**WHAT IS BEING ASKED:**
In the listing below, count every line that contains "title". Give nothing but the number.

**DATA FOR REVIEW:**
━━━

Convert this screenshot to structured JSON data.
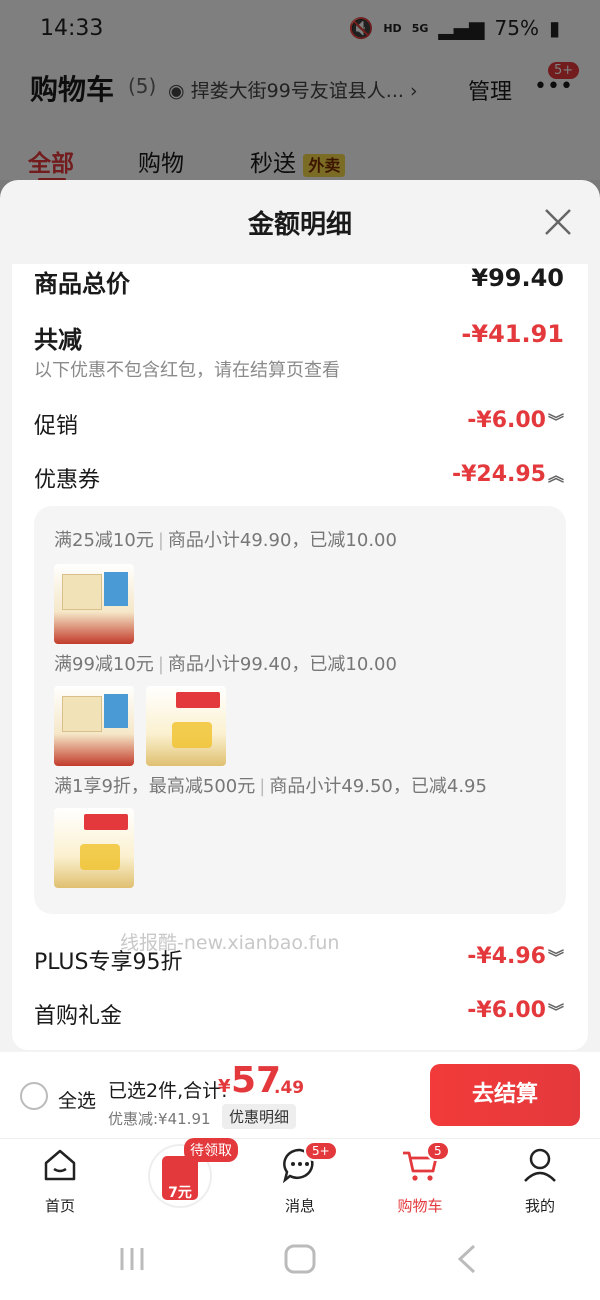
{
  "status_bar": {
    "time": "14:33",
    "network": "HD",
    "network2": "5G",
    "battery": "75%"
  },
  "cart": {
    "title": "购物车",
    "count": "(5)",
    "address": "捍娄大街99号友谊县人...",
    "manage": "管理",
    "more_badge": "5+"
  },
  "tabs": [
    {
      "label": "全部"
    },
    {
      "label": "购物"
    },
    {
      "label": "秒送"
    }
  ],
  "tab_tag": "外卖",
  "sheet": {
    "title": "金额明细",
    "total_label": "商品总价",
    "total_value": "¥99.40",
    "reduction_label": "共减",
    "reduction_value": "-¥41.91",
    "note": "以下优惠不包含红包，请在结算页查看",
    "promo_label": "促销",
    "promo_value": "-¥6.00",
    "coupon_label": "优惠券",
    "coupon_value": "-¥24.95",
    "coupon_lines": [
      {
        "title": "满25减10元",
        "detail": "商品小计49.90，已减10.00"
      },
      {
        "title": "满99减10元",
        "detail": "商品小计99.40，已减10.00"
      },
      {
        "title": "满1享9折，最高减500元",
        "detail": "商品小计49.50，已减4.95"
      }
    ],
    "watermark": "线报酷-new.xianbao.fun",
    "plus_label": "PLUS专享95折",
    "plus_value": "-¥4.96",
    "first_label": "首购礼金",
    "first_value": "-¥6.00"
  },
  "bottom": {
    "select_all": "全选",
    "summary": "已选2件,合计:",
    "price_yen": "¥",
    "price_int": "57",
    "price_dec": ".49",
    "discount": "优惠减:¥41.91",
    "detail_button": "优惠明细",
    "checkout": "去结算"
  },
  "nav": [
    {
      "label": "首页"
    },
    {
      "label": ""
    },
    {
      "label": "消息",
      "badge": "5+"
    },
    {
      "label": "购物车",
      "badge": "5"
    },
    {
      "label": "我的"
    }
  ],
  "redpack": {
    "pill": "待领取",
    "amount": "7元"
  }
}
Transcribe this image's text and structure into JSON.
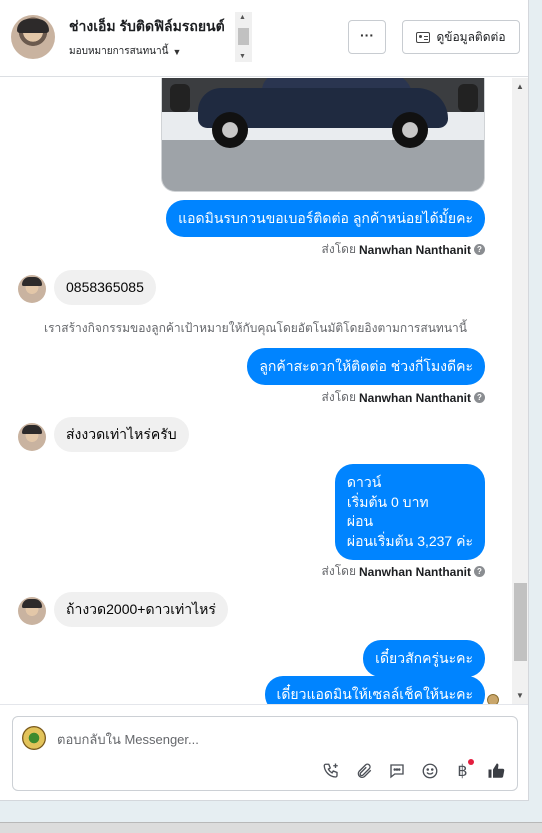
{
  "header": {
    "contact_name": "ช่างเอ็ม รับติดฟิล์มรถยนต์",
    "assign_label": "มอบหมายการสนทนานี้",
    "more_label": "···",
    "contact_info_label": "ดูข้อมูลติดต่อ"
  },
  "messages": [
    {
      "type": "outgoing",
      "text": "แอดมินรบกวนขอเบอร์ติดต่อ ลูกค้าหน่อยได้มั้ยคะ"
    },
    {
      "type": "sent_by",
      "prefix": "ส่งโดย",
      "name": "Nanwhan Nanthanit"
    },
    {
      "type": "incoming",
      "text": "0858365085"
    },
    {
      "type": "system",
      "text": "เราสร้างกิจกรรมของลูกค้าเป้าหมายให้กับคุณโดยอัตโนมัติโดยอิงตามการสนทนานี้"
    },
    {
      "type": "outgoing",
      "text": "ลูกค้าสะดวกให้ติดต่อ ช่วงกี่โมงดีคะ"
    },
    {
      "type": "sent_by",
      "prefix": "ส่งโดย",
      "name": "Nanwhan Nanthanit"
    },
    {
      "type": "incoming",
      "text": "ส่งงวดเท่าไหร่ครับ"
    },
    {
      "type": "outgoing_multi",
      "lines": [
        "ดาวน์",
        "เริ่มต้น 0 บาท",
        "ผ่อน",
        "ผ่อนเริ่มต้น 3,237 ค่ะ"
      ]
    },
    {
      "type": "sent_by",
      "prefix": "ส่งโดย",
      "name": "Nanwhan Nanthanit"
    },
    {
      "type": "incoming",
      "text": "ถ้างวด2000+ดาวเท่าไหร่"
    },
    {
      "type": "outgoing",
      "text": "เดี๋ยวสักครู่นะคะ"
    },
    {
      "type": "outgoing",
      "text": "เดี๋ยวแอดมินให้เซลล์เช็คให้นะคะ"
    }
  ],
  "composer": {
    "placeholder": "ตอบกลับใน Messenger..."
  },
  "icons": [
    "phone-add-icon",
    "attach-icon",
    "saved-reply-icon",
    "emoji-icon",
    "baht-icon",
    "thumbs-up-icon"
  ],
  "colors": {
    "outgoing_bubble": "#0084ff",
    "incoming_bubble": "#f0f0f0",
    "notification_dot": "#e41e3f"
  }
}
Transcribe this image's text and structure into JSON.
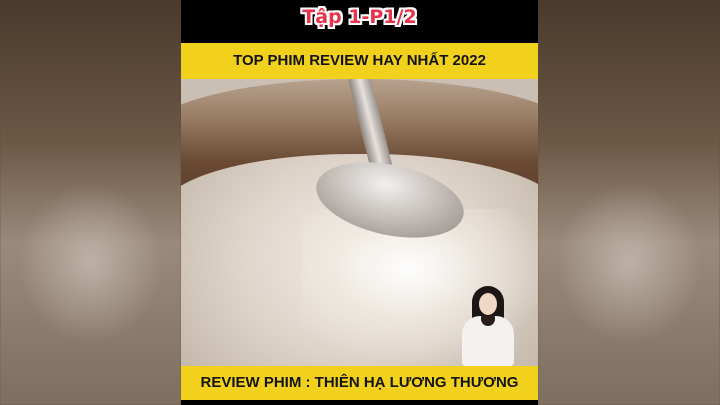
{
  "video": {
    "episode_label": "Tập 1-P1/2",
    "top_banner": "TOP PHIM REVIEW HAY NHẤT 2022",
    "bottom_banner": "REVIEW PHIM : THIÊN HẠ LƯƠNG THƯƠNG"
  },
  "colors": {
    "banner": "#f1d11c",
    "episode_text": "#e8334a",
    "frame": "#000000"
  }
}
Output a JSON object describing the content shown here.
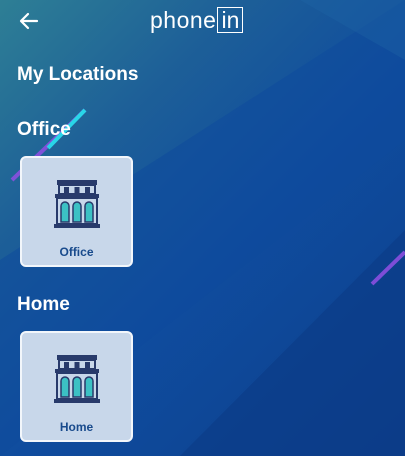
{
  "header": {
    "back_icon": "arrow-left-icon",
    "brand_prefix": "phone",
    "brand_box": "in"
  },
  "page": {
    "title": "My Locations"
  },
  "sections": [
    {
      "title": "Office",
      "card": {
        "label": "Office",
        "icon": "building-icon"
      }
    },
    {
      "title": "Home",
      "card": {
        "label": "Home",
        "icon": "building-icon"
      }
    }
  ],
  "colors": {
    "card_bg": "#c8d7ea",
    "card_label": "#184a8c",
    "icon_teal": "#3cc1c4",
    "icon_dark": "#283a6b",
    "accent_purple": "#8a4fe0",
    "accent_cyan": "#29d6e8"
  }
}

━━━

**OUTPUT OF THE EXERCISE:**
8